Much of the scholarship about nineteenth-century American women considers their place in the so-called public and private spheres, or, put differently, how society limited the activities of women. The third article adds to the discussion by approaching the past with a specific question: how many women in Utah Territory were granted patents in their own names. It finds that five Utah women successfully patented an invention during this era. The inventions were as individual as their creators, and they serve as evidence that at least some Utah women participated in the world of nineteenth-century business and that a host of people laid the foundations of modern Utah.
The cover of this issue features the wedding dresses of a great-aunt, a mother, and her daughter, material representations of the lives of three women from three disparate moments in the twentieth century. The issue’s fourth piece tells the stories behind these and other dresses that belong to the Carol Carlisle Summer Collection—a group of objects and documents that provides a glimpse into more than one hundred years of history of an extended family.
From material evidence about the lives of women we move to a recently rediscovered artifact of Native-white interactions in territorial Utah. Dimick B. Huntington was a nineteenth-century Mormon missionary with a skill for regional Native languages; in 1853, Huntington prepared and published a Ute and Shoshone vocabulary.
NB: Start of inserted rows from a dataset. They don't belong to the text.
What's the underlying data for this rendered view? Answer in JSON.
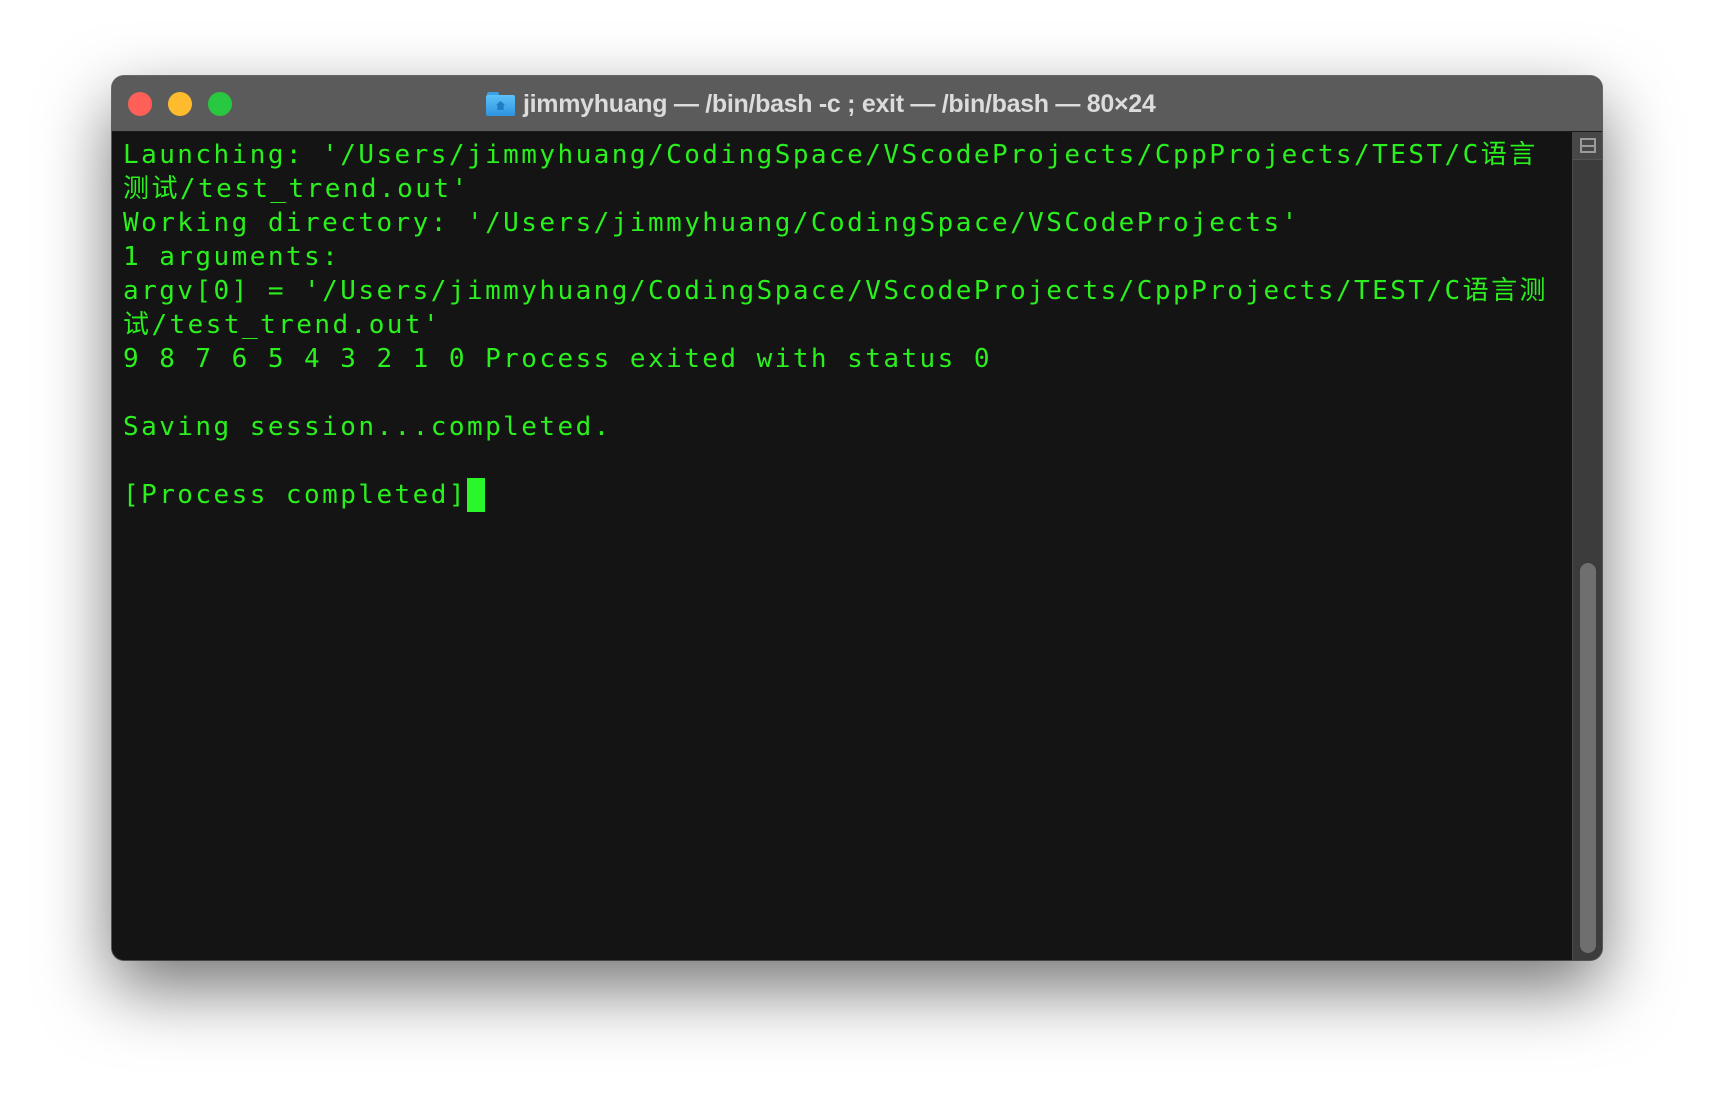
{
  "window": {
    "title": "jimmyhuang — /bin/bash -c ; exit — /bin/bash — 80×24",
    "title_icon": "home-folder-icon",
    "controls": {
      "close": "close-button",
      "minimize": "minimize-button",
      "zoom": "zoom-button"
    },
    "colors": {
      "close": "#fe5f57",
      "minimize": "#febb2e",
      "zoom": "#28c840",
      "titlebar": "#5b5b5b",
      "terminal_bg": "#141414",
      "terminal_text": "#2af01e",
      "cursor": "#2af72a"
    }
  },
  "terminal": {
    "lines": [
      "Launching: '/Users/jimmyhuang/CodingSpace/VScodeProjects/CppProjects/TEST/C语言",
      "测试/test_trend.out'",
      "Working directory: '/Users/jimmyhuang/CodingSpace/VSCodeProjects'",
      "1 arguments:",
      "argv[0] = '/Users/jimmyhuang/CodingSpace/VScodeProjects/CppProjects/TEST/C语言测",
      "试/test_trend.out'",
      "9 8 7 6 5 4 3 2 1 0 Process exited with status 0",
      "",
      "Saving session...completed.",
      "",
      "[Process completed]"
    ]
  },
  "scrollbar": {
    "split_icon": "split-pane-icon"
  }
}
For some time, this 1853 edition of the vocabulary was believed to be no longer extant. The final piece in the issue tells the story of how it resurfaced.
Paul T. Nelson, Wrecks of Human Ambition: A History of Utah’s Canyon Country to 1936. Reviewed by Robert S. McPherson
Michael L. Tate, ed. The Great Medicine Road: Narratives of the Oregon, California, and the Mormon Trails. Reviewed by F. Ross Peterson
Julie Debra Neuffer, Helen Andelin and the Fascinating Womanhood Movement. Reviewed by Charlotte Hansen Terry
Susan E. Gray and Gayle Gullett, eds. Continent Maps: Rethinking Western Women’s History and the North American West. Reviewed by Stephanie Fuglaar Statz
Michael W. Homer, Joseph’s Temples: The Dynamic Relationship between Freemasonry and Mormonism. Reviewed by Brady G. Winslow
Gerald R. Clark, Supplying Custer: The Powder River Supply Depot, 1876
Dick Johnston, Won’t Quit: An Escalante Love Story
Norma R. Dalton and Alene Dalton, Images of America: Nine Mile Canyon
Julius C. Birge and Barbara B. Birge, The Awakening of the Desert: An Adventure-Filled Memoir of the Old West
Linda Dunning, Away from the Fold: An Encyclopedia of Utah Performers, vols. 1 and 2